Content starts

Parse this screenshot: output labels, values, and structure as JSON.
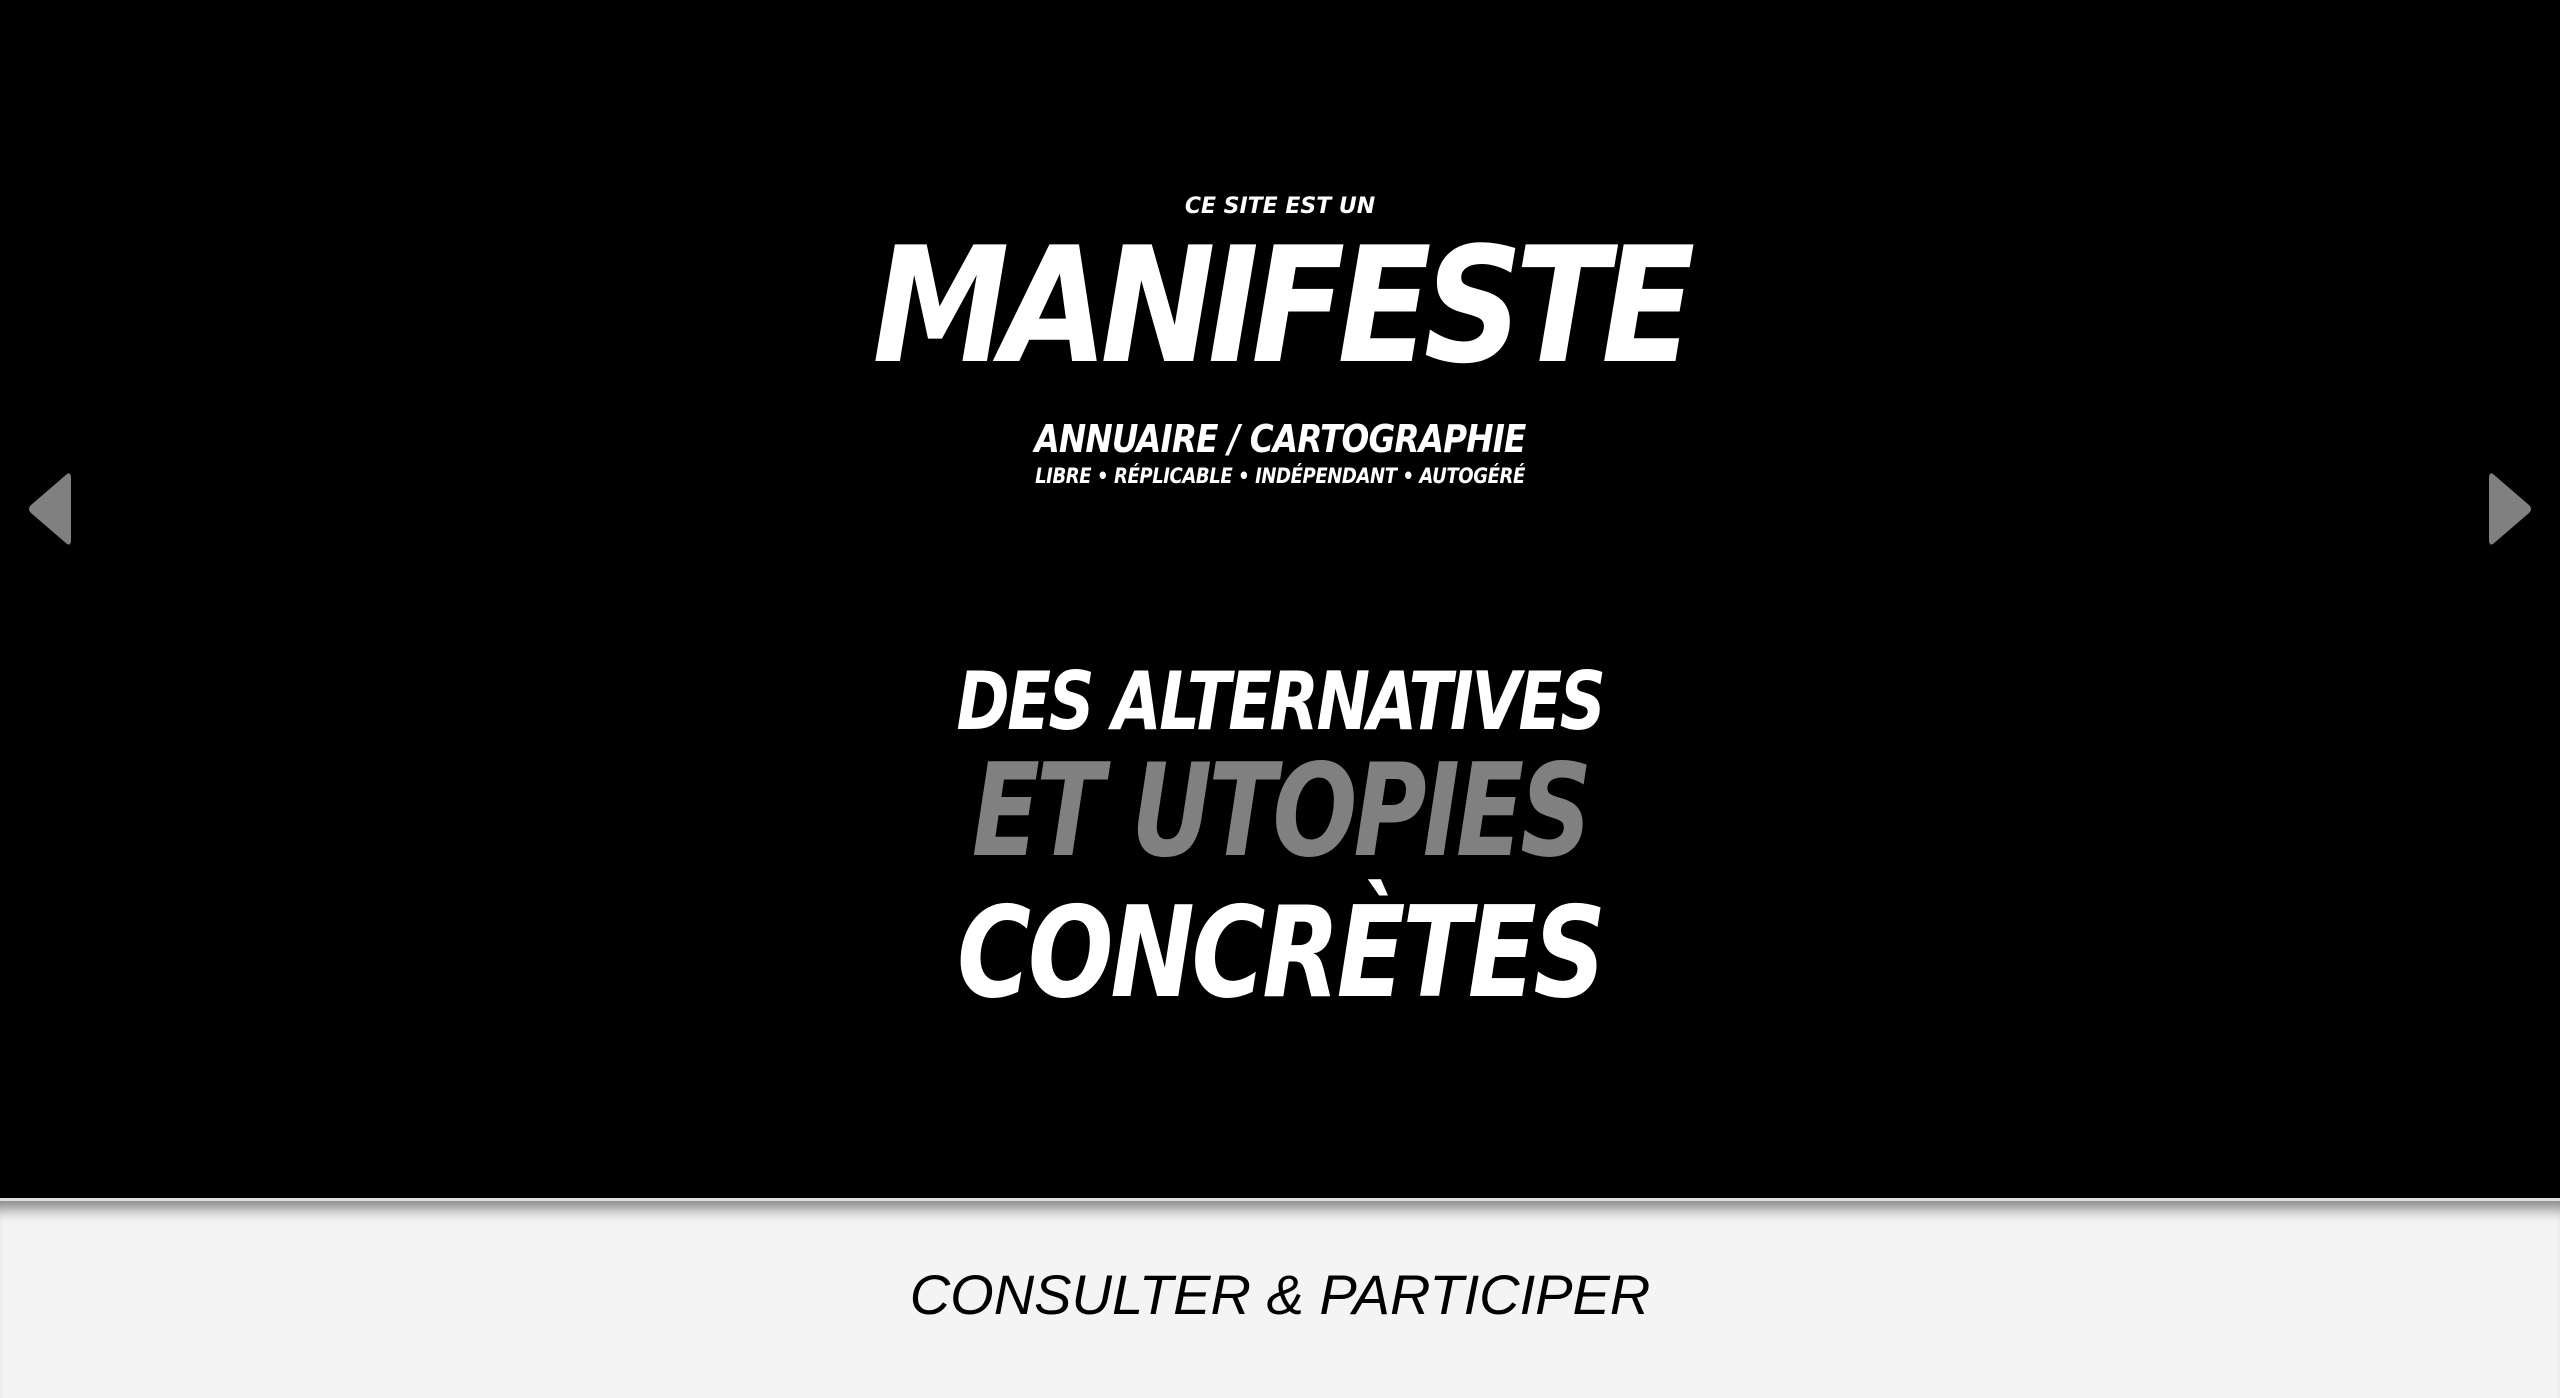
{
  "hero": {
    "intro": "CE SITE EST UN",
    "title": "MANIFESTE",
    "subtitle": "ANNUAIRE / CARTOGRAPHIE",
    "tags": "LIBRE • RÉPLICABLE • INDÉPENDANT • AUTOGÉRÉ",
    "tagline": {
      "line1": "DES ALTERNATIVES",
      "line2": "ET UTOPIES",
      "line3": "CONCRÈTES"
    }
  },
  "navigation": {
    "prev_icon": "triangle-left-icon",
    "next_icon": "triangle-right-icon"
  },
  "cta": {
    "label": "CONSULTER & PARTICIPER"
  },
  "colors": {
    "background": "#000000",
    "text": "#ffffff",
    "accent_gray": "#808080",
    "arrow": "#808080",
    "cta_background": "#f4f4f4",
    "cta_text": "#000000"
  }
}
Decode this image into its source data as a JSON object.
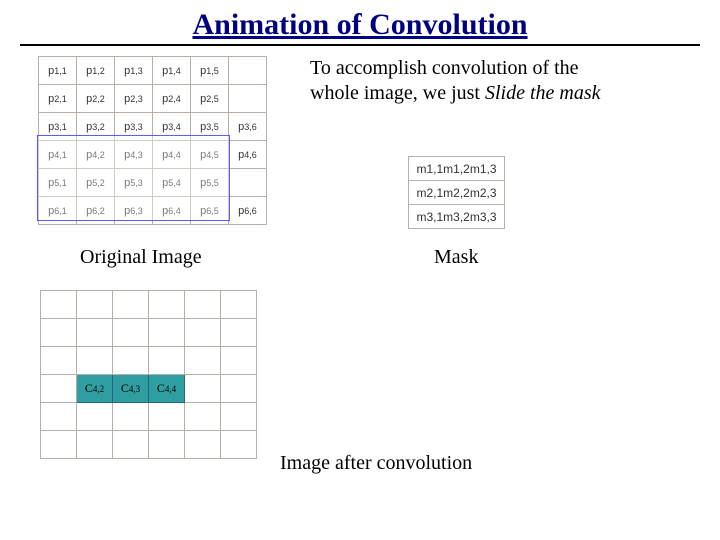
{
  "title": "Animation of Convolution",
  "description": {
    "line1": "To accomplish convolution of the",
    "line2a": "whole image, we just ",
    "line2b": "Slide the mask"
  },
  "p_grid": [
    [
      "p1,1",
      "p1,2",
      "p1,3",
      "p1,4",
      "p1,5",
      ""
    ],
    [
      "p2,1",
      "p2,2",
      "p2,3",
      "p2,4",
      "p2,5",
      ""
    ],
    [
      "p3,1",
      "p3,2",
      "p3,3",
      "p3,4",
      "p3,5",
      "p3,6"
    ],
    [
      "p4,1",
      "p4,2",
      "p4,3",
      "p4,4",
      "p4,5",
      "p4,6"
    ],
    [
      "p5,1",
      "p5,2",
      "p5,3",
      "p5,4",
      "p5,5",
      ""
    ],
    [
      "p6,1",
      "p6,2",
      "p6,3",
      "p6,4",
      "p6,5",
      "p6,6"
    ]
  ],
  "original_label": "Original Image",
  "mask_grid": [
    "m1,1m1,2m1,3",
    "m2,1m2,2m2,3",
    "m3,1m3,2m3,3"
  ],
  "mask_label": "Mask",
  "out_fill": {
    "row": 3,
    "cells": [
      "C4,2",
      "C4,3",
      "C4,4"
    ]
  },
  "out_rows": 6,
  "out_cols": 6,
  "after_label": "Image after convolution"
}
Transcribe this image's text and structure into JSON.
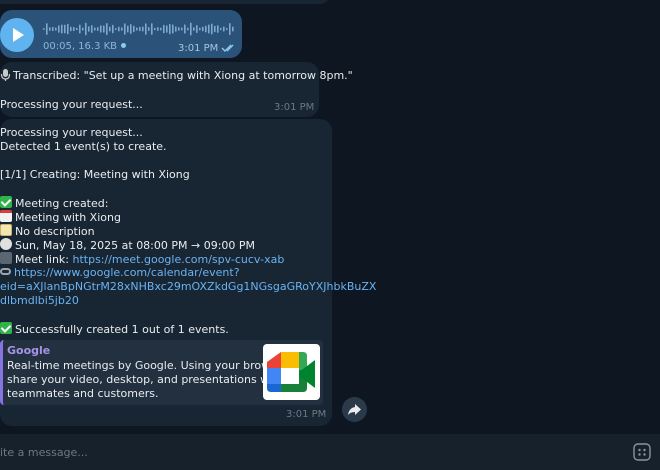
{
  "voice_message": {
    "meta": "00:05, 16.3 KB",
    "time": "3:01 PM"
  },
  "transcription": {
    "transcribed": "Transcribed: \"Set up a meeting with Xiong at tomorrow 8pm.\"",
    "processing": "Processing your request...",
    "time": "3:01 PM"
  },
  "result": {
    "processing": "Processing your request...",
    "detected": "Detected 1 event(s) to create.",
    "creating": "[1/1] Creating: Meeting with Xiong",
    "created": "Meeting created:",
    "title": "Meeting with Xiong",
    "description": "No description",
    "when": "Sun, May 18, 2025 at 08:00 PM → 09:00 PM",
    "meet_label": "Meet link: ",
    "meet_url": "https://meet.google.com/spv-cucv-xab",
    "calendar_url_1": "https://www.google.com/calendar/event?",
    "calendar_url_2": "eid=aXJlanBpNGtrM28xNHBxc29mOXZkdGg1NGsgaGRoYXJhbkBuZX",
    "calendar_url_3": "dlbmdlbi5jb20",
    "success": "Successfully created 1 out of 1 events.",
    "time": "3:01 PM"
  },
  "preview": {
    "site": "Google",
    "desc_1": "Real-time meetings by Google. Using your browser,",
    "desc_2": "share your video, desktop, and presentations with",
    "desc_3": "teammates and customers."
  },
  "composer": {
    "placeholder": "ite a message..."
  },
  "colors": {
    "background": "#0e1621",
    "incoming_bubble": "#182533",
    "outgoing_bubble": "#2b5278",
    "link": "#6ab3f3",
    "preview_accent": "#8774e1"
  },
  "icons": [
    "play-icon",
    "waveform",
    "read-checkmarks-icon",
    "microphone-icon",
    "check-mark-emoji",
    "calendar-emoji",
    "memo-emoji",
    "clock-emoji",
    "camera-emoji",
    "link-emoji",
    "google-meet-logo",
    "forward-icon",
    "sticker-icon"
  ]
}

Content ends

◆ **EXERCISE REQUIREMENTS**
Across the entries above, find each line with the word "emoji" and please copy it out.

◆ **ANSWER TO THE PROBLEM**
    "check-mark-emoji",
    "calendar-emoji",
    "memo-emoji",
    "clock-emoji",
    "camera-emoji",
    "link-emoji",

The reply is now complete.